The previous chapter expanded the discussion to consider the failures of the diversity agenda as they apply not only to social class, but also to ethnicity and sex. Chapter 7 narrows the focus a little more to consider the role of organizational social mobility programmes in opening access to the City’s elite firms. These programmes aim to support young working class people with appropriate qualifications by providing them with training, mentoring and internships, to provide them with crucial information and advice, build their networks, and persuade them that they ‘fit’. Chapter 7 explores the experience of young people engaged in these programmes and argues that while these programmes are often positioned by firms as benevolent means to level the playing field to help working class young people get middle class jobs, they can also be seen as representative of unequal power and as more problematic forms of corporate control.
Chapter 7 explored the experiences of young working class aspirant City workers as they engaged in organizational social mobility programmes. Chapter 8 considers what happens next, as many attempt to secure a permanent graduate role. During initial introductions to the City they are immersed in the meritocratic myth but as they take part in graduate recruitment processes they realize they have been sold highly partial truths. Many experience stigma and shame, especially through painful everyday encounters that suggest that their very presence in the City elicits disgust.

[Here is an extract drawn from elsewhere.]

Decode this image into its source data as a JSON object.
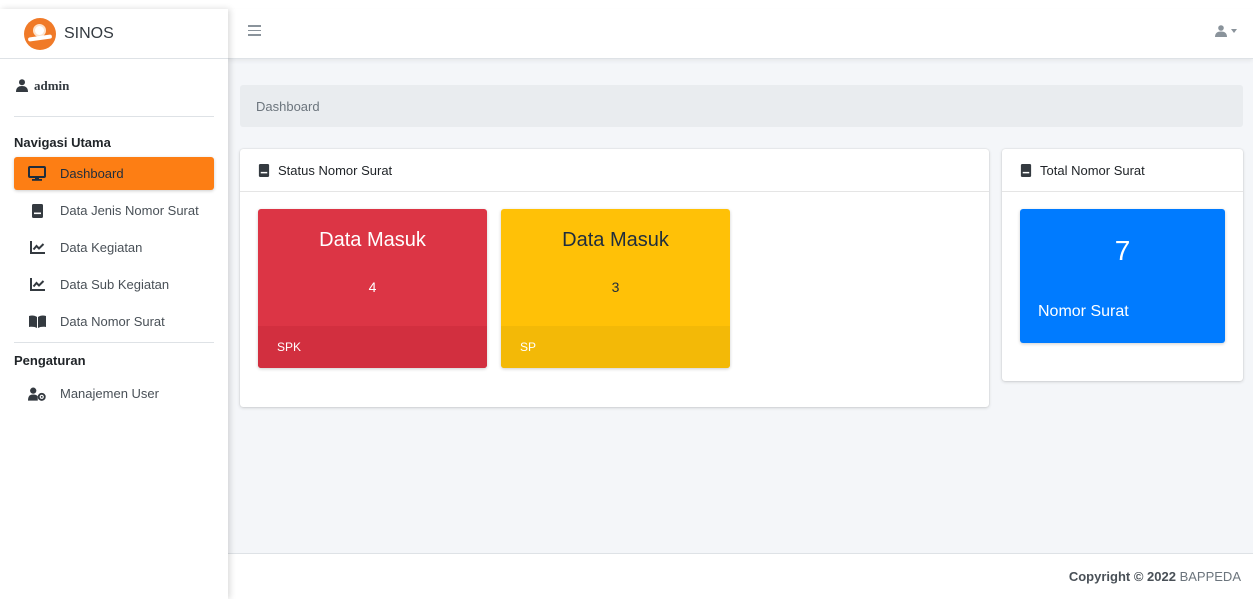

Following sociologist Imogen Tyler, the chapter focuses on the political function of stigma, to show how stigma ensures the boundaries of elite professions are managed and contained, so that people who threaten the ‘respectability’ of these jobs are kept out and ‘in their place’.
Chapter 8 explored how organizational social mobility programmes have a limited effect including as young people from working class backgrounds feel stigmatized and indelibly marked. Chapter 9 moves on to consider in further detail how they respond, to underline that while these young people have agency, it is exercised within considerable constraints. Remaining with legitimacy as the central theme of the book, the chapter explores how they experience considerable pressures to conform with dominant norms in order to become ‘legitimate’ City workers. While this is relatively straightforward to those who are closer to this dominant group, others adopt a variety of strategies in response, for example, to comply with these pressures, defy them, or try to compartmentalize or combine competing demands that push them away from an authentic self. The chapter concludes that as they are asked to meet this world on its terms, this can lead to a deeply divided self.